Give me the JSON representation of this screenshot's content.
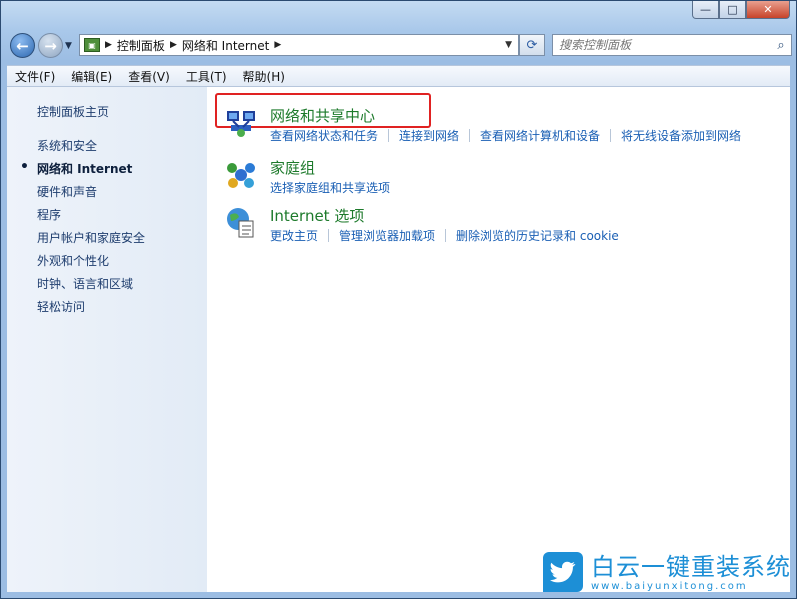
{
  "window": {
    "minimize": "—",
    "maximize": "□",
    "close": "✕"
  },
  "address": {
    "segments": [
      "控制面板",
      "网络和 Internet"
    ]
  },
  "search": {
    "placeholder": "搜索控制面板"
  },
  "menu": [
    "文件(F)",
    "编辑(E)",
    "查看(V)",
    "工具(T)",
    "帮助(H)"
  ],
  "sidebar": {
    "home": "控制面板主页",
    "items": [
      "系统和安全",
      "网络和 Internet",
      "硬件和声音",
      "程序",
      "用户帐户和家庭安全",
      "外观和个性化",
      "时钟、语言和区域",
      "轻松访问"
    ],
    "active_index": 1
  },
  "categories": [
    {
      "title": "网络和共享中心",
      "icon": "network-sharing-center-icon",
      "links": [
        "查看网络状态和任务",
        "连接到网络",
        "查看网络计算机和设备",
        "将无线设备添加到网络"
      ]
    },
    {
      "title": "家庭组",
      "icon": "homegroup-icon",
      "links": [
        "选择家庭组和共享选项"
      ]
    },
    {
      "title": "Internet 选项",
      "icon": "internet-options-icon",
      "links": [
        "更改主页",
        "管理浏览器加载项",
        "删除浏览的历史记录和 cookie"
      ]
    }
  ],
  "watermark": {
    "brand": "白云一键重装系统",
    "url": "www.baiyunxitong.com"
  },
  "colors": {
    "link": "#1a5fb4",
    "category_title": "#1d7a2b",
    "highlight": "#e02222"
  }
}
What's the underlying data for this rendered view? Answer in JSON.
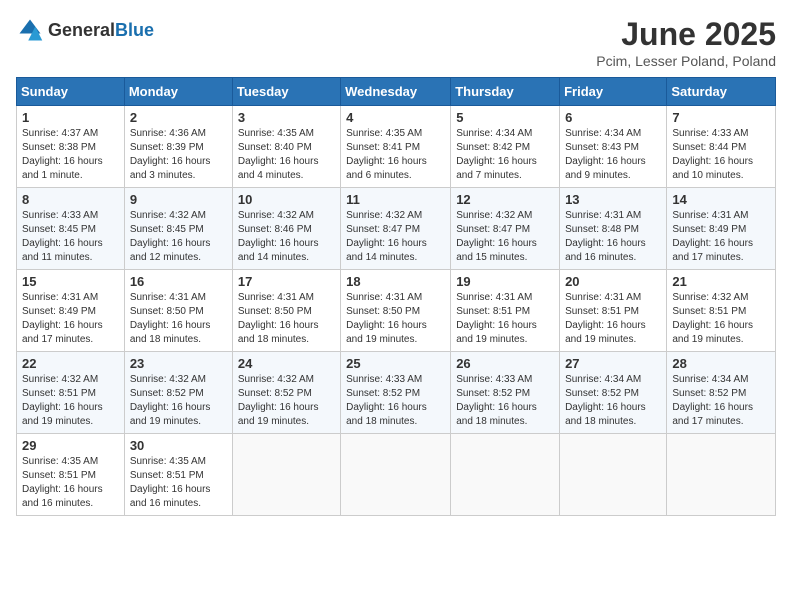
{
  "header": {
    "logo_general": "General",
    "logo_blue": "Blue",
    "title": "June 2025",
    "subtitle": "Pcim, Lesser Poland, Poland"
  },
  "weekdays": [
    "Sunday",
    "Monday",
    "Tuesday",
    "Wednesday",
    "Thursday",
    "Friday",
    "Saturday"
  ],
  "weeks": [
    [
      {
        "day": "1",
        "sunrise": "4:37 AM",
        "sunset": "8:38 PM",
        "daylight": "16 hours and 1 minute."
      },
      {
        "day": "2",
        "sunrise": "4:36 AM",
        "sunset": "8:39 PM",
        "daylight": "16 hours and 3 minutes."
      },
      {
        "day": "3",
        "sunrise": "4:35 AM",
        "sunset": "8:40 PM",
        "daylight": "16 hours and 4 minutes."
      },
      {
        "day": "4",
        "sunrise": "4:35 AM",
        "sunset": "8:41 PM",
        "daylight": "16 hours and 6 minutes."
      },
      {
        "day": "5",
        "sunrise": "4:34 AM",
        "sunset": "8:42 PM",
        "daylight": "16 hours and 7 minutes."
      },
      {
        "day": "6",
        "sunrise": "4:34 AM",
        "sunset": "8:43 PM",
        "daylight": "16 hours and 9 minutes."
      },
      {
        "day": "7",
        "sunrise": "4:33 AM",
        "sunset": "8:44 PM",
        "daylight": "16 hours and 10 minutes."
      }
    ],
    [
      {
        "day": "8",
        "sunrise": "4:33 AM",
        "sunset": "8:45 PM",
        "daylight": "16 hours and 11 minutes."
      },
      {
        "day": "9",
        "sunrise": "4:32 AM",
        "sunset": "8:45 PM",
        "daylight": "16 hours and 12 minutes."
      },
      {
        "day": "10",
        "sunrise": "4:32 AM",
        "sunset": "8:46 PM",
        "daylight": "16 hours and 14 minutes."
      },
      {
        "day": "11",
        "sunrise": "4:32 AM",
        "sunset": "8:47 PM",
        "daylight": "16 hours and 14 minutes."
      },
      {
        "day": "12",
        "sunrise": "4:32 AM",
        "sunset": "8:47 PM",
        "daylight": "16 hours and 15 minutes."
      },
      {
        "day": "13",
        "sunrise": "4:31 AM",
        "sunset": "8:48 PM",
        "daylight": "16 hours and 16 minutes."
      },
      {
        "day": "14",
        "sunrise": "4:31 AM",
        "sunset": "8:49 PM",
        "daylight": "16 hours and 17 minutes."
      }
    ],
    [
      {
        "day": "15",
        "sunrise": "4:31 AM",
        "sunset": "8:49 PM",
        "daylight": "16 hours and 17 minutes."
      },
      {
        "day": "16",
        "sunrise": "4:31 AM",
        "sunset": "8:50 PM",
        "daylight": "16 hours and 18 minutes."
      },
      {
        "day": "17",
        "sunrise": "4:31 AM",
        "sunset": "8:50 PM",
        "daylight": "16 hours and 18 minutes."
      },
      {
        "day": "18",
        "sunrise": "4:31 AM",
        "sunset": "8:50 PM",
        "daylight": "16 hours and 19 minutes."
      },
      {
        "day": "19",
        "sunrise": "4:31 AM",
        "sunset": "8:51 PM",
        "daylight": "16 hours and 19 minutes."
      },
      {
        "day": "20",
        "sunrise": "4:31 AM",
        "sunset": "8:51 PM",
        "daylight": "16 hours and 19 minutes."
      },
      {
        "day": "21",
        "sunrise": "4:32 AM",
        "sunset": "8:51 PM",
        "daylight": "16 hours and 19 minutes."
      }
    ],
    [
      {
        "day": "22",
        "sunrise": "4:32 AM",
        "sunset": "8:51 PM",
        "daylight": "16 hours and 19 minutes."
      },
      {
        "day": "23",
        "sunrise": "4:32 AM",
        "sunset": "8:52 PM",
        "daylight": "16 hours and 19 minutes."
      },
      {
        "day": "24",
        "sunrise": "4:32 AM",
        "sunset": "8:52 PM",
        "daylight": "16 hours and 19 minutes."
      },
      {
        "day": "25",
        "sunrise": "4:33 AM",
        "sunset": "8:52 PM",
        "daylight": "16 hours and 18 minutes."
      },
      {
        "day": "26",
        "sunrise": "4:33 AM",
        "sunset": "8:52 PM",
        "daylight": "16 hours and 18 minutes."
      },
      {
        "day": "27",
        "sunrise": "4:34 AM",
        "sunset": "8:52 PM",
        "daylight": "16 hours and 18 minutes."
      },
      {
        "day": "28",
        "sunrise": "4:34 AM",
        "sunset": "8:52 PM",
        "daylight": "16 hours and 17 minutes."
      }
    ],
    [
      {
        "day": "29",
        "sunrise": "4:35 AM",
        "sunset": "8:51 PM",
        "daylight": "16 hours and 16 minutes."
      },
      {
        "day": "30",
        "sunrise": "4:35 AM",
        "sunset": "8:51 PM",
        "daylight": "16 hours and 16 minutes."
      },
      null,
      null,
      null,
      null,
      null
    ]
  ]
}
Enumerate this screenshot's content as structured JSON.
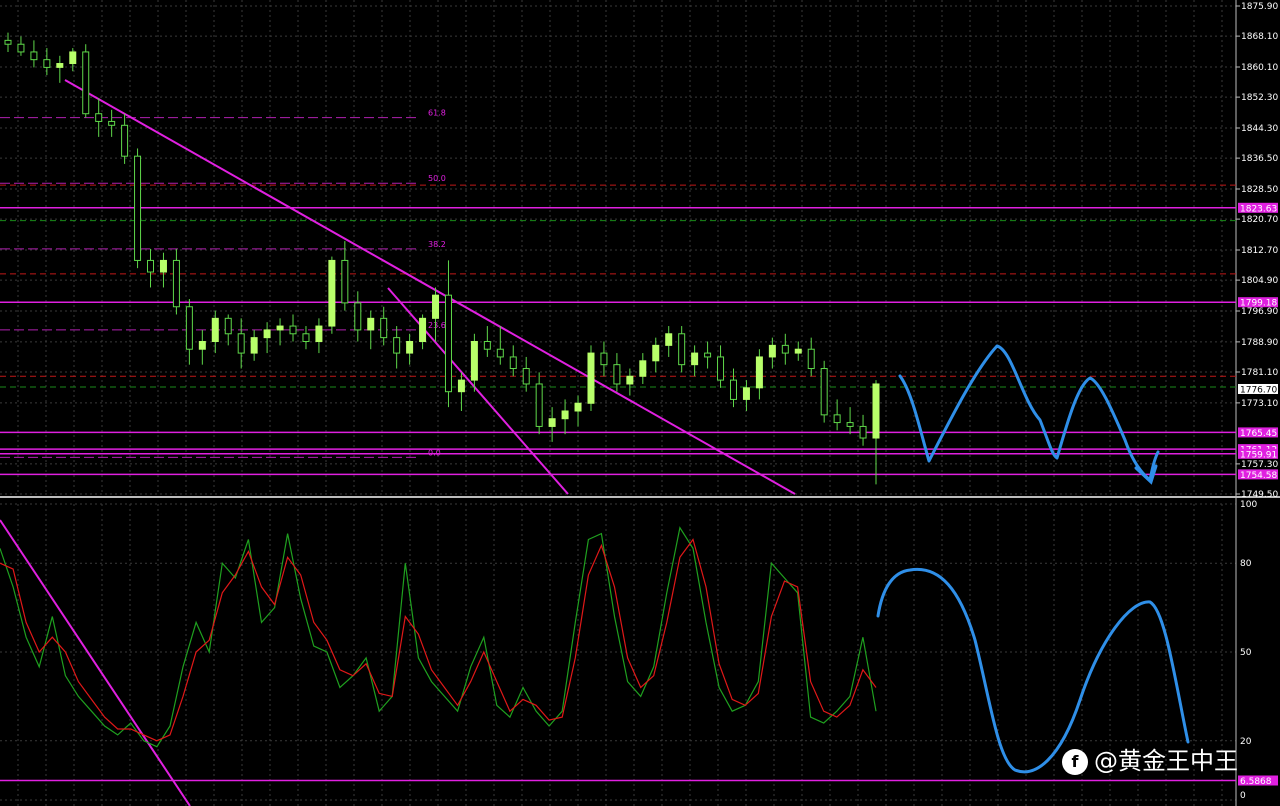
{
  "chart_data": [
    {
      "type": "candlestick",
      "y_range": [
        1749.5,
        1875.9
      ],
      "price_ticks": [
        "1875.90",
        "1868.10",
        "1860.10",
        "1852.30",
        "1844.30",
        "1836.50",
        "1828.50",
        "1820.70",
        "1812.70",
        "1804.90",
        "1796.90",
        "1788.90",
        "1781.10",
        "1773.10",
        "1757.30",
        "1749.50"
      ],
      "current_price": "1776.70",
      "level_tags": [
        {
          "label": "1823.63",
          "price": 1823.63,
          "color": "#e020e0"
        },
        {
          "label": "1799.18",
          "price": 1799.18,
          "color": "#e020e0"
        },
        {
          "label": "1765.45",
          "price": 1765.45,
          "color": "#e020e0"
        },
        {
          "label": "1761.12",
          "price": 1761.12,
          "color": "#e020e0"
        },
        {
          "label": "1759.91",
          "price": 1759.91,
          "color": "#e020e0"
        },
        {
          "label": "1754.58",
          "price": 1754.58,
          "color": "#e020e0"
        }
      ],
      "fibonacci": [
        {
          "label": "61.8",
          "price": 1847.0
        },
        {
          "label": "50.0",
          "price": 1830.0
        },
        {
          "label": "38.2",
          "price": 1813.0
        },
        {
          "label": "23.6",
          "price": 1792.0
        },
        {
          "label": "0.0",
          "price": 1759.0
        }
      ],
      "red_dashed_levels": [
        1829.5,
        1806.5,
        1780.0
      ],
      "green_dashed_levels": [
        1820.3,
        1777.2
      ],
      "candles": [
        {
          "o": 1867,
          "h": 1869,
          "l": 1864,
          "c": 1866
        },
        {
          "o": 1866,
          "h": 1868,
          "l": 1863,
          "c": 1864
        },
        {
          "o": 1864,
          "h": 1867,
          "l": 1860,
          "c": 1862
        },
        {
          "o": 1862,
          "h": 1865,
          "l": 1858,
          "c": 1860
        },
        {
          "o": 1860,
          "h": 1863,
          "l": 1856,
          "c": 1861
        },
        {
          "o": 1861,
          "h": 1865,
          "l": 1859,
          "c": 1864
        },
        {
          "o": 1864,
          "h": 1866,
          "l": 1847,
          "c": 1848
        },
        {
          "o": 1848,
          "h": 1852,
          "l": 1842,
          "c": 1846
        },
        {
          "o": 1846,
          "h": 1849,
          "l": 1842,
          "c": 1845
        },
        {
          "o": 1845,
          "h": 1848,
          "l": 1835,
          "c": 1837
        },
        {
          "o": 1837,
          "h": 1839,
          "l": 1808,
          "c": 1810
        },
        {
          "o": 1810,
          "h": 1813,
          "l": 1803,
          "c": 1807
        },
        {
          "o": 1807,
          "h": 1812,
          "l": 1803,
          "c": 1810
        },
        {
          "o": 1810,
          "h": 1813,
          "l": 1796,
          "c": 1798
        },
        {
          "o": 1798,
          "h": 1800,
          "l": 1783,
          "c": 1787
        },
        {
          "o": 1787,
          "h": 1792,
          "l": 1783,
          "c": 1789
        },
        {
          "o": 1789,
          "h": 1797,
          "l": 1786,
          "c": 1795
        },
        {
          "o": 1795,
          "h": 1796,
          "l": 1788,
          "c": 1791
        },
        {
          "o": 1791,
          "h": 1795,
          "l": 1782,
          "c": 1786
        },
        {
          "o": 1786,
          "h": 1792,
          "l": 1784,
          "c": 1790
        },
        {
          "o": 1790,
          "h": 1794,
          "l": 1786,
          "c": 1792
        },
        {
          "o": 1792,
          "h": 1795,
          "l": 1788,
          "c": 1793
        },
        {
          "o": 1793,
          "h": 1796,
          "l": 1789,
          "c": 1791
        },
        {
          "o": 1791,
          "h": 1793,
          "l": 1787,
          "c": 1789
        },
        {
          "o": 1789,
          "h": 1795,
          "l": 1786,
          "c": 1793
        },
        {
          "o": 1793,
          "h": 1811,
          "l": 1791,
          "c": 1810
        },
        {
          "o": 1810,
          "h": 1815,
          "l": 1797,
          "c": 1799
        },
        {
          "o": 1799,
          "h": 1802,
          "l": 1789,
          "c": 1792
        },
        {
          "o": 1792,
          "h": 1797,
          "l": 1787,
          "c": 1795
        },
        {
          "o": 1795,
          "h": 1798,
          "l": 1788,
          "c": 1790
        },
        {
          "o": 1790,
          "h": 1793,
          "l": 1782,
          "c": 1786
        },
        {
          "o": 1786,
          "h": 1791,
          "l": 1783,
          "c": 1789
        },
        {
          "o": 1789,
          "h": 1796,
          "l": 1787,
          "c": 1795
        },
        {
          "o": 1795,
          "h": 1803,
          "l": 1789,
          "c": 1801
        },
        {
          "o": 1801,
          "h": 1810,
          "l": 1772,
          "c": 1776
        },
        {
          "o": 1776,
          "h": 1781,
          "l": 1771,
          "c": 1779
        },
        {
          "o": 1779,
          "h": 1791,
          "l": 1776,
          "c": 1789
        },
        {
          "o": 1789,
          "h": 1793,
          "l": 1785,
          "c": 1787
        },
        {
          "o": 1787,
          "h": 1793,
          "l": 1783,
          "c": 1785
        },
        {
          "o": 1785,
          "h": 1788,
          "l": 1780,
          "c": 1782
        },
        {
          "o": 1782,
          "h": 1785,
          "l": 1776,
          "c": 1778
        },
        {
          "o": 1778,
          "h": 1781,
          "l": 1765,
          "c": 1767
        },
        {
          "o": 1767,
          "h": 1772,
          "l": 1763,
          "c": 1769
        },
        {
          "o": 1769,
          "h": 1774,
          "l": 1765,
          "c": 1771
        },
        {
          "o": 1771,
          "h": 1775,
          "l": 1767,
          "c": 1773
        },
        {
          "o": 1773,
          "h": 1788,
          "l": 1771,
          "c": 1786
        },
        {
          "o": 1786,
          "h": 1789,
          "l": 1780,
          "c": 1783
        },
        {
          "o": 1783,
          "h": 1786,
          "l": 1776,
          "c": 1778
        },
        {
          "o": 1778,
          "h": 1782,
          "l": 1775,
          "c": 1780
        },
        {
          "o": 1780,
          "h": 1786,
          "l": 1778,
          "c": 1784
        },
        {
          "o": 1784,
          "h": 1790,
          "l": 1781,
          "c": 1788
        },
        {
          "o": 1788,
          "h": 1793,
          "l": 1785,
          "c": 1791
        },
        {
          "o": 1791,
          "h": 1793,
          "l": 1781,
          "c": 1783
        },
        {
          "o": 1783,
          "h": 1788,
          "l": 1780,
          "c": 1786
        },
        {
          "o": 1786,
          "h": 1789,
          "l": 1782,
          "c": 1785
        },
        {
          "o": 1785,
          "h": 1788,
          "l": 1777,
          "c": 1779
        },
        {
          "o": 1779,
          "h": 1782,
          "l": 1772,
          "c": 1774
        },
        {
          "o": 1774,
          "h": 1779,
          "l": 1771,
          "c": 1777
        },
        {
          "o": 1777,
          "h": 1787,
          "l": 1774,
          "c": 1785
        },
        {
          "o": 1785,
          "h": 1790,
          "l": 1782,
          "c": 1788
        },
        {
          "o": 1788,
          "h": 1791,
          "l": 1783,
          "c": 1786
        },
        {
          "o": 1786,
          "h": 1789,
          "l": 1784,
          "c": 1787
        },
        {
          "o": 1787,
          "h": 1790,
          "l": 1780,
          "c": 1782
        },
        {
          "o": 1782,
          "h": 1784,
          "l": 1768,
          "c": 1770
        },
        {
          "o": 1770,
          "h": 1774,
          "l": 1766,
          "c": 1768
        },
        {
          "o": 1768,
          "h": 1772,
          "l": 1765,
          "c": 1767
        },
        {
          "o": 1767,
          "h": 1770,
          "l": 1762,
          "c": 1764
        },
        {
          "o": 1764,
          "h": 1779,
          "l": 1752,
          "c": 1778
        }
      ]
    },
    {
      "type": "line",
      "y_range": [
        0,
        100
      ],
      "y_ticks": [
        "100",
        "80",
        "50",
        "20",
        "0"
      ],
      "level_tag": "6.5868",
      "series": [
        {
          "color": "#1fa01f",
          "values": [
            85,
            72,
            55,
            45,
            62,
            42,
            35,
            30,
            25,
            22,
            26,
            20,
            18,
            25,
            45,
            60,
            50,
            80,
            75,
            88,
            60,
            65,
            90,
            68,
            52,
            50,
            38,
            42,
            48,
            30,
            35,
            80,
            48,
            40,
            35,
            30,
            45,
            55,
            32,
            28,
            38,
            30,
            25,
            30,
            60,
            88,
            90,
            62,
            40,
            35,
            45,
            70,
            92,
            85,
            60,
            38,
            30,
            32,
            40,
            80,
            75,
            70,
            28,
            26,
            30,
            35,
            55,
            30
          ]
        },
        {
          "color": "#e01818",
          "values": [
            80,
            78,
            60,
            50,
            55,
            50,
            40,
            34,
            28,
            24,
            24,
            22,
            20,
            22,
            35,
            50,
            54,
            70,
            76,
            84,
            72,
            66,
            82,
            76,
            60,
            54,
            44,
            42,
            46,
            36,
            35,
            62,
            56,
            44,
            38,
            32,
            40,
            50,
            40,
            30,
            34,
            32,
            27,
            28,
            48,
            76,
            86,
            72,
            48,
            38,
            42,
            60,
            82,
            88,
            72,
            46,
            34,
            32,
            36,
            62,
            74,
            72,
            40,
            30,
            28,
            32,
            44,
            38
          ]
        }
      ]
    }
  ],
  "watermark": {
    "logo": "f",
    "text": "@黄金王中王"
  }
}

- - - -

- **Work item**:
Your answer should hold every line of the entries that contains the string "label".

- **Written answer**:
          "label": "1823.63",
          "label": "1799.18",
          "label": "1765.45",
          "label": "1761.12",
          "label": "1759.91",
          "label": "1754.58",
          "label": "61.8",
          "label": "50.0",
          "label": "38.2",
          "label": "23.6",
          "label": "0.0",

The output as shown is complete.